top of page


Maggie Smith

Vanishing Point

When she leaves the path, the forest opens for her
like a picture book minus the story in which 
she has a deer for a brother and braids him a leash 
out of flowers. It's no way to live. The girl does not know 
wickedness when she sees it. What is she doing alone? 
Gathering nosegays? Using her mother's disregard 
to hack through the brambles? She measures her distance 
in lines: a sonnet for every fourteen steps down 
a long hall of yellow leaves. They smell bitter as aspirin. 
In the nearly invisible rain, they twitch as if tugged 
by clear wires. What a pity, she never arrives. 
For all she knows, the woman still waits for wine 
and cake, her gown gathering dust from the sands 
of ancient Egypt, from stars burnt out a billion years ago. 
The girl is lost, not hunted. Taken, but not into a hot, 
dark mouth. Nothing lurks in the fir's blue pins. 
Swallowed whole by trees, eaten alive in a manner
of speaking, she walks toward a point none of us can see.
It is blacker there than in the gut. From far off, her life 
rings like a thrown voice. Let it not be a fable for others.

An Island in the Movies 

                     And though only children were meant
                      to believe this, I still believe this.

                            --Beckian Fritz Goldberg

I packed my sister's suitcase by putting an idea
in her head--that at the other end of the sewer pipe

waited the world we had before the child bride 
disappeared from bed, before razorblades

in apples and boys no older than the ones 
on our street dying far away, alone, and piled up

on the news. I wanted to believe that I sent her 
like a scout, and she'd come back for the rest of us.

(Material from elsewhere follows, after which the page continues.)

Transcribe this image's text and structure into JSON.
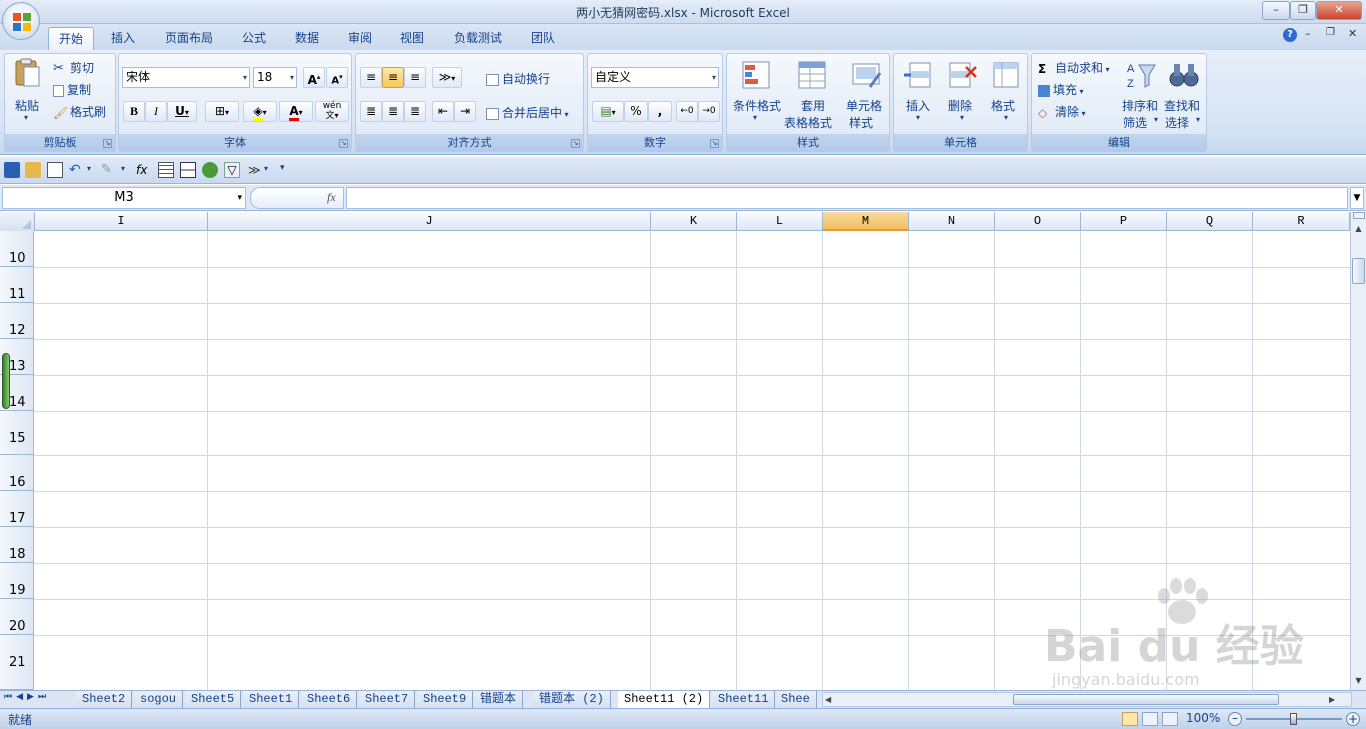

My sister crawled inside, and the darkness sort of 
ate her. At least that's how I remember it--

like looking at a photograph and knowing someone 
is just outside the edges. When she stopped

calling Polo, I ran home and said I hadn't seen her 
since breakfast, that she was up a tree

or on the Albrights' trampoline. I wanted to believe 
the fable I told myself--that the missing and dead

were together somewhere, like an island in the movies, 
with no phones for telling us they're all right,

and no boats or planes to bring them home. 
That she crawled toward a pinhole of pink-gold light

and waves like applause. That what I'd promised 
was real: a place where everyone wears palm leaves,

and blue-and-yellow parrots eat right from your hand.


The stories say the banished dead are wild now, 
crouching among scrawny trees, skinning rabbits 
and raising them like lanterns. Who needs light 
when you're disfigured, kept from even the idea 
of heaven, with slit throats or bulging eyes or 
bits of skull clinging like pieces of seashell. 
The stories say they have no hearts. That they wear 
the broken bodies they left in. They can't be 
whole again, but at least they can stay in the woods, 
under the creek bridge. At least they can lick dew 
from leaves until their tongues rust. At least 
if the creek runs, it will keep them from seeing 
their reflections, their eyes too haunted to be the eyes 
of deer. The stories say that you can hear them.
That they sing by the lanterns of skinned rabbits.
That the music is what coats the grass with frost. 

-from The Well Speaks of Its Own Poison, selected by Guest Editor Judy Jordan


PROMPT: Write a first-person, narrative poem in which you mythologize a story from your childhood with someone dear to you (a family member, a best friend, an imaginary friend, …), as in Maggie Smith’s “An Island in the Movies.” Compose in couplets with a monoset (a single-line stanza) at the end and keep the poem under a page. Then find an epigraph that speaks to the poem and, from the epigraph, craft the poem’s title. 

BIO: Maggie Smith is the author of three books of poetry: Weep Up (Tupelo Press, September 2017); The Well Speaks of Its Own Poison (Tupelo Press, 2015); and Lamp of the Body (Red Hen Press, 2005). Smith is also the author of three prizewinning chapbooks. Her poems appear in The Paris Review, Ploughshares, The Gettysburg Review, Guernica, Plume, Virginia Quarterly Review, and elsewhere. In 2016 her poem “Good Bones” went viral internationally and has been translated into nearly a dozen languages. PRI (Public Radio International) called it “the official poem of 2016.”

Smith has received fellowships from the National Endowment for the Arts, the Ohio Arts Council, and the Sustainable Arts Foundation, among others. She lives in Bexley, Ohio, and is a freelance writer and editor. 

bottom of page